“I think one of the biggest things we will see is responsive design is no longer a “thing” and is just a part of normal web development & design,” says Jordan Warzecha, Co-Founder and CEO of Backstitch.
A hot trend the last few years, responsive design refers to the creation of web sites that adapt to different screen sizes. A similar concept, adaptive design displays a separate page for each device type (pc/tablet/smartphone). Responsive is best suited for web design, while adaptive works best for web applications. However, they both serve the same purpose: Delivering applications that adapt to any device.
Now, am I saying that we will stop creating applications that adapt to any device? Not at all.
However, “responsive design” as a trend will be no more. It will simply become ‘design.’
Think about it for a minute. Mobile usage has exploded. We no longer know how a user will access our web applications. Maybe they’ll use a PC. Maybe they’ll use a smartphone. Or, maybe they’ll use a tablet.
Would you seriously consider building web applications that DON’T adapt to any device? Mobile has grown so quickly, that responsive (or adaptive) design has become table stakes.
In 2016, you shouldn’t be wondering whether or not to build responsive/adaptive applications. Every application you create must adapt to any device.
4. Demand for enterprise apps increases hybrid app adoption
As mobile usage grows, employees expect mobile access to enterprise applications. In fact, Gartner predicts that by 2017, demand for enterprise app development will outstrip supply by five times capacity.
Now, as explained above, every web application you create must adapt to any device. In other words, every application you create must also be a mobile web application. Users should be able to access it on smartphones and tablets.
But, what if you need to create native mobile apps?
With native development, businesses face two common challenges: The mobile development skills gap and the need for fast development. Native app development is an expensive and time-consuming approach. To make things worse, most businesses lack the skills to create native apps.
These challenges, combined with the growing demand for mobile apps, will drive more businesses to an option that combines mobile web apps with native apps: The hybrid app.
1) Cost – the expectations of consumers for high quality apps is growing which is offsetting the cost reduction coming from better development tools. Developing and testing for multiple platforms, iOS, Android, Windows Phone, is difficult. However, one can write one hybrid app and deploy it to all of these platforms.
3) Web is Still Important – although mobile is rising, we can’t afford to discount traditional desktops. Consumers expect a seamless experience when moving from desktop to tablet to mobile. This means you need to develop an equally strong web application as mobile application.

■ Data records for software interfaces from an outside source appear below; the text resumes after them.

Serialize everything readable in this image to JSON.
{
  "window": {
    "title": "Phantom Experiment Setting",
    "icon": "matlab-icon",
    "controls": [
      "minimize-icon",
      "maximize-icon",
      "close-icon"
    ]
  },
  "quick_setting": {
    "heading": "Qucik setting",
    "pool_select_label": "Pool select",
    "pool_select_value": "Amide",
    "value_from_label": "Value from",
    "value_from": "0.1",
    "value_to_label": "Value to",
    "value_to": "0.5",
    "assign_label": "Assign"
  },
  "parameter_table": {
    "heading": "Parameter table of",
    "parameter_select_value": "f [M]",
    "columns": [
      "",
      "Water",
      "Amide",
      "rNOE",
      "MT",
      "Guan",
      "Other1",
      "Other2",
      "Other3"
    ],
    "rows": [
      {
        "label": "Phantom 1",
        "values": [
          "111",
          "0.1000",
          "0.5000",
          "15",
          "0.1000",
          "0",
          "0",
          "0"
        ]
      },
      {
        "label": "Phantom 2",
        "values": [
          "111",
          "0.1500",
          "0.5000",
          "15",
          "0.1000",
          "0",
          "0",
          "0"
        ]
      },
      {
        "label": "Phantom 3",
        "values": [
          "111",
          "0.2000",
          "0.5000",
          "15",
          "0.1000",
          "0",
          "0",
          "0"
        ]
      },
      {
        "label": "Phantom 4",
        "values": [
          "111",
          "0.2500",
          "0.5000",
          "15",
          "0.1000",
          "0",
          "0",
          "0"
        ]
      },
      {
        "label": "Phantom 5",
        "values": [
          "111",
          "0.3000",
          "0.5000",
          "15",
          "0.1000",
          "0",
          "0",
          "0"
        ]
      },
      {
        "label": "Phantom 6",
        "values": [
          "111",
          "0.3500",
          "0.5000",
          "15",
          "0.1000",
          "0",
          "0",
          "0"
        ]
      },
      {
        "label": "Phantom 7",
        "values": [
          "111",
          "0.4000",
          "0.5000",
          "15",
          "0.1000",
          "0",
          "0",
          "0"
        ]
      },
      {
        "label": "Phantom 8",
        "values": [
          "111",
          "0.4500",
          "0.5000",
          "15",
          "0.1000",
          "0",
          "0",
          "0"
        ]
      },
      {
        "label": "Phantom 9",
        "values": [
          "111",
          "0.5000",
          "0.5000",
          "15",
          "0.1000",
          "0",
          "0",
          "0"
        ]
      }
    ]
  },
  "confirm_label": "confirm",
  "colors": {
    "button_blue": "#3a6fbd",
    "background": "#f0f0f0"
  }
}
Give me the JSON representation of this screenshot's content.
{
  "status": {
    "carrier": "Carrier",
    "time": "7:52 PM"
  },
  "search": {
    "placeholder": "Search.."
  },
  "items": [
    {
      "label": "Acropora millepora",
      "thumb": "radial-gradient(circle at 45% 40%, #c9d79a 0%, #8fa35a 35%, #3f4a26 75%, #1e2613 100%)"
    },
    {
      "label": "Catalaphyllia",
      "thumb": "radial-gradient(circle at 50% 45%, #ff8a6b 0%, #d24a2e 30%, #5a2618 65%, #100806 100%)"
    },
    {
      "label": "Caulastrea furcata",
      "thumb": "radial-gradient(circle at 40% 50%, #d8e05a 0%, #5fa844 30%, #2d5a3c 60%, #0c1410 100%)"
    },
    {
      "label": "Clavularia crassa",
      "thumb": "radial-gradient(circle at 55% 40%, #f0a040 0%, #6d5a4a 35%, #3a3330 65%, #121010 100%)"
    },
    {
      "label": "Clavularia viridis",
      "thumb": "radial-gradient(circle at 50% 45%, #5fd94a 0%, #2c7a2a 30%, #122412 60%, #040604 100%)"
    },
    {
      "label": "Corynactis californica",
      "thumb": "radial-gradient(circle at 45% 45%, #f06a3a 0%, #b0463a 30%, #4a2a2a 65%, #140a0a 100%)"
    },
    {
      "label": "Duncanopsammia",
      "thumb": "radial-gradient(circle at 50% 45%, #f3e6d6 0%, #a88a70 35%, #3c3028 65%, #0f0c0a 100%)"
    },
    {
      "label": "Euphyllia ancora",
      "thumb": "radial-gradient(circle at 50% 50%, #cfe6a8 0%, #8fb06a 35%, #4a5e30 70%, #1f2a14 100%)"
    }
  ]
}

Building a web app from a hybrid app is much more efficient since you can reuse much of the application code.”
5. Front-end technologies deliver more powerful web applications
Over the last few years, we’ve seen a growing trend: The shift towards client-side development. In the past, the client-server model relied on the server doing the heavy lifting, and then sending the results to the client.
But, now that’s changing. Users demand stronger and more responsive web applications that rival native mobile apps and desktop software. As a result, more of the application must be put in the browser.
As explained below, the push towards front-end technologies will increase in the coming year, as developers seek to create web apps with the power of native apps.
“I think 2016 will see a continuation of a trend we saw in 2015,” says James Tauber, founder, CEO of Eldarion. “That is, a move toward front-end web technologies that rival native apps in functionality. React will continue to dominate, and emerging standards such as Service Workers will address many of the shortcomings web applications have faced in the past versus native apps.”
Now, these are just a few development trends to expect in the coming year, but the list could go on. If you would like to add anything to this list, I’d love to hear it. Feel free to share in the comments.
If you enjoyed this article, sign up for email updates
We value your privacy. We will not spam you or share your email address with anyone. You're free to unsubscribe at any time.